(Dataset records)
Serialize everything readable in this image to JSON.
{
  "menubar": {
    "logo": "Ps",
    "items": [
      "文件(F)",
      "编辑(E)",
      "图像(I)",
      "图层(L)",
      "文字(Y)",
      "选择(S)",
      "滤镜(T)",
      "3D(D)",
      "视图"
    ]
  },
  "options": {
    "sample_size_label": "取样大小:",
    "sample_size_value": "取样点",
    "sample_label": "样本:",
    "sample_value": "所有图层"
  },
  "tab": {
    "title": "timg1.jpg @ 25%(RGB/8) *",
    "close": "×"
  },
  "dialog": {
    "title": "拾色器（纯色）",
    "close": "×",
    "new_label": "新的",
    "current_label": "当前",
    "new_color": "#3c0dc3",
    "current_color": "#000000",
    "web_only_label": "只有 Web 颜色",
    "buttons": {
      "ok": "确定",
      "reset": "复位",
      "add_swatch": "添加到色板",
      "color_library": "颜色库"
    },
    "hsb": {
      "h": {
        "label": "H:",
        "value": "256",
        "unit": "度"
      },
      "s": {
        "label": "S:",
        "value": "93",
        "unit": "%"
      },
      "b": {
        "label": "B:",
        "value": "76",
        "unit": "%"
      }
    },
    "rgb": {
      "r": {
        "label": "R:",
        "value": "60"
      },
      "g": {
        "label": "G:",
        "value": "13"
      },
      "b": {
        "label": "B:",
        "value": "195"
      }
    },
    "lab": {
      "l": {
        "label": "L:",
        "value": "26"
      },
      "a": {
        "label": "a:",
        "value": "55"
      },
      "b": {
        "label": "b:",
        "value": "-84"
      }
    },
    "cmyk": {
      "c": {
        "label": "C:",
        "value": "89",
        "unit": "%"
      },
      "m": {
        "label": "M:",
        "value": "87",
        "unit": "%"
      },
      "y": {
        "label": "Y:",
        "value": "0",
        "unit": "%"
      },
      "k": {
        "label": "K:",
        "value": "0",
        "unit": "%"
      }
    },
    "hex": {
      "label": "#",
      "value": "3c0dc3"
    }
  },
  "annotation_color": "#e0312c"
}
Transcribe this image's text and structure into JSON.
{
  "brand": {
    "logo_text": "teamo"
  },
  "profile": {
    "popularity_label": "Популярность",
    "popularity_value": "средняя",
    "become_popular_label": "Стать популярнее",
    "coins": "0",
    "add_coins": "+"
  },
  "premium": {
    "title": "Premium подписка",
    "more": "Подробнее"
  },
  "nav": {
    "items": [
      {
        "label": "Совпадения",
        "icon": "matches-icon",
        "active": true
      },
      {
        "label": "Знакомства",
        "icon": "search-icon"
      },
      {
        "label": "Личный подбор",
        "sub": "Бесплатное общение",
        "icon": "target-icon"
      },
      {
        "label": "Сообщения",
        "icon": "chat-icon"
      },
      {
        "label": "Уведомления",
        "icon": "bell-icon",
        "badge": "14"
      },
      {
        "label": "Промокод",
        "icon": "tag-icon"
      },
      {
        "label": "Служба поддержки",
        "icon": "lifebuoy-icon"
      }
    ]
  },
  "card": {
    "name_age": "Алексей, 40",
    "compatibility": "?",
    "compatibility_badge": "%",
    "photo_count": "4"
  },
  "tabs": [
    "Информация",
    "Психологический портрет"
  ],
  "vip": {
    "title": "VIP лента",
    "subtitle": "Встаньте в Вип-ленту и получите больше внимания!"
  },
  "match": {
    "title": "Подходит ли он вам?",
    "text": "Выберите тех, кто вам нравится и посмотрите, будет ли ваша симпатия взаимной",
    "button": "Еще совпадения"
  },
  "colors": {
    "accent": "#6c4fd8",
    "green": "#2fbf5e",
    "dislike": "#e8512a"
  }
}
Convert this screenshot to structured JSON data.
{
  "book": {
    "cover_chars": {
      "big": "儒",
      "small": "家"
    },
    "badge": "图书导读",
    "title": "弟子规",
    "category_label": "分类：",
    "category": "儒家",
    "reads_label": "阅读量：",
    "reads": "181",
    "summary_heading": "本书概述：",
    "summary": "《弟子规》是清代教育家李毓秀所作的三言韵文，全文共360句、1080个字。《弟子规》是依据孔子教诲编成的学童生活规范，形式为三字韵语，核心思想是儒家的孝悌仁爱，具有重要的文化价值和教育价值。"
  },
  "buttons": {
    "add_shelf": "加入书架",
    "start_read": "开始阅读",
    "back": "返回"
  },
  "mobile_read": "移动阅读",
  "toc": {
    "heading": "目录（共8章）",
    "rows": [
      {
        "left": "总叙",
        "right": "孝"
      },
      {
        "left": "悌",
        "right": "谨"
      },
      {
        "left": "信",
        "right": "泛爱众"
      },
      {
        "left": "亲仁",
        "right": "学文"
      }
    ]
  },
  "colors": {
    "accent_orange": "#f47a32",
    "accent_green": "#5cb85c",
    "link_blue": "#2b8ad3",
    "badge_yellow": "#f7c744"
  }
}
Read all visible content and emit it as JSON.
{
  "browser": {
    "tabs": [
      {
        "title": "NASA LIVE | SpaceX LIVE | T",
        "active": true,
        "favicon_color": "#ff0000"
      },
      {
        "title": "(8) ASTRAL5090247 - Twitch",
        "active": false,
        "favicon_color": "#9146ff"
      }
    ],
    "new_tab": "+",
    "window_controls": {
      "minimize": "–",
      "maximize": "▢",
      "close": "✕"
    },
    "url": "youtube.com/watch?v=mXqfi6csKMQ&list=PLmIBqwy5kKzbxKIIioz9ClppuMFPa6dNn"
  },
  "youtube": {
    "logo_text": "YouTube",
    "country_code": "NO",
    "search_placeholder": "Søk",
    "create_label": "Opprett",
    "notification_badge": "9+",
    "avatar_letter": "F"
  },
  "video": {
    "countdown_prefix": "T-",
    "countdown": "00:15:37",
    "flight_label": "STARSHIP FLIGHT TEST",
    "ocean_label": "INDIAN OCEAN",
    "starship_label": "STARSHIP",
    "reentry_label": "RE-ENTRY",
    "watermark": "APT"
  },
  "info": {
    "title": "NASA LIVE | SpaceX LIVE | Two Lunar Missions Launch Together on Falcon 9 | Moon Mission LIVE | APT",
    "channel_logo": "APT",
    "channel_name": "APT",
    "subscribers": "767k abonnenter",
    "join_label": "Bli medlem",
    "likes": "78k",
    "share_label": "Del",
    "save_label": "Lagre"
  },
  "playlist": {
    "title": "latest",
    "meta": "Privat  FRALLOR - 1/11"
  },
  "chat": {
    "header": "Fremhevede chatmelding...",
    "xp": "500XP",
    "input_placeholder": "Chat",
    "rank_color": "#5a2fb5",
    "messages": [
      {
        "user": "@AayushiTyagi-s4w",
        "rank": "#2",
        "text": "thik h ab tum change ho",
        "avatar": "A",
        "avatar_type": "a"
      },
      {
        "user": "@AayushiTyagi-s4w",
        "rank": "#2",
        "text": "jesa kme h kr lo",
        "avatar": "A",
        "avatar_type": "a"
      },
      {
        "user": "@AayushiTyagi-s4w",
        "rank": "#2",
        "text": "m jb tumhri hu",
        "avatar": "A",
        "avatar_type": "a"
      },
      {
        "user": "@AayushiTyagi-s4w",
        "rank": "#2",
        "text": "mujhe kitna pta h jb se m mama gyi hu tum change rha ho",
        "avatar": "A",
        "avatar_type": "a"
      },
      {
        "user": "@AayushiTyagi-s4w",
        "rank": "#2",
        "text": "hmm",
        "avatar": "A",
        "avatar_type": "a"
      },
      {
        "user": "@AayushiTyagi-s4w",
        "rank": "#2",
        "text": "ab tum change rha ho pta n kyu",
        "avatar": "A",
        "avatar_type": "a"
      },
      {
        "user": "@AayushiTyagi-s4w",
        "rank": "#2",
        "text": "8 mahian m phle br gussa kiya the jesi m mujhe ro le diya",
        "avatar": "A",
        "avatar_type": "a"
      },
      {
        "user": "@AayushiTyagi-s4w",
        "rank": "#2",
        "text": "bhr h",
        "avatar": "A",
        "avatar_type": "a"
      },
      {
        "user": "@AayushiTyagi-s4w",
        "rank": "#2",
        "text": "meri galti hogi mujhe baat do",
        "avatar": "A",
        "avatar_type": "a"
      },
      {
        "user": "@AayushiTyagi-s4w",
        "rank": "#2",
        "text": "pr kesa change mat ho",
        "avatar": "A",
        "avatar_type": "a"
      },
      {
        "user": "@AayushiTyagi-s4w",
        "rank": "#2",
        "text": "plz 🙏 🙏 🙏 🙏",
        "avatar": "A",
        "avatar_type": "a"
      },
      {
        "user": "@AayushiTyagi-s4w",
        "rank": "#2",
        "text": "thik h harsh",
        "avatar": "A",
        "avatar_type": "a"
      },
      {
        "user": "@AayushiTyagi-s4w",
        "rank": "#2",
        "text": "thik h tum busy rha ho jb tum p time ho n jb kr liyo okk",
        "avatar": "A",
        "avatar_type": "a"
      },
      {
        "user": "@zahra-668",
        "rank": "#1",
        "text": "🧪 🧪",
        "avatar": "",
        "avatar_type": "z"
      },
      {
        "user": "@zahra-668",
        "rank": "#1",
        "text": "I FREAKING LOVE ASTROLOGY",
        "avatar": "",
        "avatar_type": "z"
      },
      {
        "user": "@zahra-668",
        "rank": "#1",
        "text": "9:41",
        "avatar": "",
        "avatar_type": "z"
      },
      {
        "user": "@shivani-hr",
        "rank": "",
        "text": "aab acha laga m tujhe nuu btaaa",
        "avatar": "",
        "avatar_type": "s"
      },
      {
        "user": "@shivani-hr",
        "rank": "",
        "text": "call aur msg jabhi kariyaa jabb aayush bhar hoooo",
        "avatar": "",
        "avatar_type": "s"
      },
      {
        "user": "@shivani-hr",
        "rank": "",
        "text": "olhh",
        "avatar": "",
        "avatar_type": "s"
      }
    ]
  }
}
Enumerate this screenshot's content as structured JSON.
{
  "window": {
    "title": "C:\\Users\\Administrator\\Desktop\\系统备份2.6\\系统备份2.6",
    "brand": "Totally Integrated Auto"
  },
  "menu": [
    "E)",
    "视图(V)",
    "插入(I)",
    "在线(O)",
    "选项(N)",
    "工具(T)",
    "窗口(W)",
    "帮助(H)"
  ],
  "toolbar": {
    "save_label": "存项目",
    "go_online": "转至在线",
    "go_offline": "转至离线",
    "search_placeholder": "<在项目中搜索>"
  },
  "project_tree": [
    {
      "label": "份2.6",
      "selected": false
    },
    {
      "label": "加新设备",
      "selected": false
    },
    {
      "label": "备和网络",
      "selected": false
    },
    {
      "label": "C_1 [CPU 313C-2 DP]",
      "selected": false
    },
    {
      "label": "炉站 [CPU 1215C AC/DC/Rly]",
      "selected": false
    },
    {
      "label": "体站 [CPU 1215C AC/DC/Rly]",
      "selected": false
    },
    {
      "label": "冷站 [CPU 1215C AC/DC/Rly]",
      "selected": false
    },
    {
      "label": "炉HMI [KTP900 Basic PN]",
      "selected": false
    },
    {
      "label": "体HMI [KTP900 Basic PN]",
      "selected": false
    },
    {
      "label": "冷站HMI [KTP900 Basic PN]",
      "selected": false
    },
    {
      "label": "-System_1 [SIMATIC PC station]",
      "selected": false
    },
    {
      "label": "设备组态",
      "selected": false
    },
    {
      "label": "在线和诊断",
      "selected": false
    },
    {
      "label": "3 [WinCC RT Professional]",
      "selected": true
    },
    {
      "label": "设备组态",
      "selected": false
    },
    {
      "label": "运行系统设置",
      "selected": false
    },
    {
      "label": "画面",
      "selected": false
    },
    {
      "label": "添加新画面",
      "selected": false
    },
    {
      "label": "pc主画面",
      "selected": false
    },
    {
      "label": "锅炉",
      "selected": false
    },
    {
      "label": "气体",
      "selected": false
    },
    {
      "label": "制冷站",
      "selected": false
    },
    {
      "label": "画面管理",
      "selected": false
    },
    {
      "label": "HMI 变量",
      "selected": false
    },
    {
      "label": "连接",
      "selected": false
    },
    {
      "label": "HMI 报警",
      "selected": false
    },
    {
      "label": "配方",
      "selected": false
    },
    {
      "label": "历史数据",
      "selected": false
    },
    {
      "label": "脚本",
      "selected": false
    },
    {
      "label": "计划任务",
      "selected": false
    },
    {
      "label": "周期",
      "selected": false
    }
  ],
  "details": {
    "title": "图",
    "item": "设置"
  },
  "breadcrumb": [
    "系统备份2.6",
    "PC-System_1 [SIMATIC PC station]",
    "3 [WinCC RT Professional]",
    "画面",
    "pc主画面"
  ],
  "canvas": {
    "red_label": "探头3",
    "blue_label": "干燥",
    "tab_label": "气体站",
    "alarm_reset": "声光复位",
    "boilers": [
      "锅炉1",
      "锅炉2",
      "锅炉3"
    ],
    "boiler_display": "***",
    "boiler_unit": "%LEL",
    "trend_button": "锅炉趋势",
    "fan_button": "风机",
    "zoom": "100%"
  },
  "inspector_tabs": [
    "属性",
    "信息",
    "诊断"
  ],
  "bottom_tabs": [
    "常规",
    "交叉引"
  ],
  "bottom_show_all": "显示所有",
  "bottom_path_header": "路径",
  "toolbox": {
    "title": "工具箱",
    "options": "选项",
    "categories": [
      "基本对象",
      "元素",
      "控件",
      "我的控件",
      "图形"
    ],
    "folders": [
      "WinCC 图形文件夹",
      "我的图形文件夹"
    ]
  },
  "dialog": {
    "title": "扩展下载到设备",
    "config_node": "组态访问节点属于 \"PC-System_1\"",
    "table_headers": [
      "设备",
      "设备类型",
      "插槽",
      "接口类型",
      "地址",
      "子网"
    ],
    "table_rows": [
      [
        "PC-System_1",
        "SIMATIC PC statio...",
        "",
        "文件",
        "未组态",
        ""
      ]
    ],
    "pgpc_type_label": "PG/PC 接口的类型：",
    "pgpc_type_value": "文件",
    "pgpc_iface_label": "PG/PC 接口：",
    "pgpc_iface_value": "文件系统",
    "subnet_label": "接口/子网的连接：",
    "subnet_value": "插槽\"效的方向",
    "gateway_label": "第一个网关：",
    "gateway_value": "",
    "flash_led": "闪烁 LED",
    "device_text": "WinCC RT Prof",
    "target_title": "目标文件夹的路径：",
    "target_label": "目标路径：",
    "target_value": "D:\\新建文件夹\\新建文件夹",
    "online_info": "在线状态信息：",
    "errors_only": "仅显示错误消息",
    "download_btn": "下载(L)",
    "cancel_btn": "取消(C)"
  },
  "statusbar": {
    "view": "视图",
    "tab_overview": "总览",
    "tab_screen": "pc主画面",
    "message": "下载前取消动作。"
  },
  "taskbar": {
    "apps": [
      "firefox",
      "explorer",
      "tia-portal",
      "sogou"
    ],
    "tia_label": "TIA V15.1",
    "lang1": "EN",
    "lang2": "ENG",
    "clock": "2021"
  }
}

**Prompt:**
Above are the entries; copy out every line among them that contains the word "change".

**Solution for this problem:**
        "text": "thik h ab tum change ho",
        "text": "mujhe kitna pta h jb se m mama gyi hu tum change rha ho",
        "text": "ab tum change rha ho pta n kyu",
        "text": "pr kesa change mat ho",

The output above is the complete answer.